Dataset items:
⟨

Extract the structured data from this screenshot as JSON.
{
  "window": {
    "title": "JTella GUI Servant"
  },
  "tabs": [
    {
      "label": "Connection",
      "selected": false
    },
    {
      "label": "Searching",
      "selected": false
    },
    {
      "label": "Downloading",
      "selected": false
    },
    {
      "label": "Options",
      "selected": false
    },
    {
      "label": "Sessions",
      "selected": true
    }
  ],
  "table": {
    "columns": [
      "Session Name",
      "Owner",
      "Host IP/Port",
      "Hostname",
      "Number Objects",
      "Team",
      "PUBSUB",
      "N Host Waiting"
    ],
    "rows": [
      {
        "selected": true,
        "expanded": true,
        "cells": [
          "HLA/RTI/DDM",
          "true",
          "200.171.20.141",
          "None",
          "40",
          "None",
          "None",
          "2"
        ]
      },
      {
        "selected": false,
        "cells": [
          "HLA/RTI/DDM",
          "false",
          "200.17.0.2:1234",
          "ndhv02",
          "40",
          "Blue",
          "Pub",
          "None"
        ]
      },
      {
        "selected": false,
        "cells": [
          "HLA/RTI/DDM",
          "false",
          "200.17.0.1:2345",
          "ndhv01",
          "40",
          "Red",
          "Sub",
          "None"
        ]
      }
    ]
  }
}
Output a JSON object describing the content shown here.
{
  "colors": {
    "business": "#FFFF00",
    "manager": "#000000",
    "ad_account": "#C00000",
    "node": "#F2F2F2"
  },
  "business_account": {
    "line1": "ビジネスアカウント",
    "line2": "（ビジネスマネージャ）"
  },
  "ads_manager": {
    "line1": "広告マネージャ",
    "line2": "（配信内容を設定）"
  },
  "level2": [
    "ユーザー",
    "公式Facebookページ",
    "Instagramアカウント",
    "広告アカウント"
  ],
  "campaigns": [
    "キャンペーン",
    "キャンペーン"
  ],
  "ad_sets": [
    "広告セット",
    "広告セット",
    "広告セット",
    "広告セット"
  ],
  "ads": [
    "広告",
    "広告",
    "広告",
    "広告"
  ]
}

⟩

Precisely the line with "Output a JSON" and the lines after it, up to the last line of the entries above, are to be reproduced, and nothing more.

- Solution to this exercise -
Output a JSON object describing the content shown here.
{
  "colors": {
    "business": "#FFFF00",
    "manager": "#000000",
    "ad_account": "#C00000",
    "node": "#F2F2F2"
  },
  "business_account": {
    "line1": "ビジネスアカウント",
    "line2": "（ビジネスマネージャ）"
  },
  "ads_manager": {
    "line1": "広告マネージャ",
    "line2": "（配信内容を設定）"
  },
  "level2": [
    "ユーザー",
    "公式Facebookページ",
    "Instagramアカウント",
    "広告アカウント"
  ],
  "campaigns": [
    "キャンペーン",
    "キャンペーン"
  ],
  "ad_sets": [
    "広告セット",
    "広告セット",
    "広告セット",
    "広告セット"
  ],
  "ads": [
    "広告",
    "広告",
    "広告",
    "広告"
  ]
}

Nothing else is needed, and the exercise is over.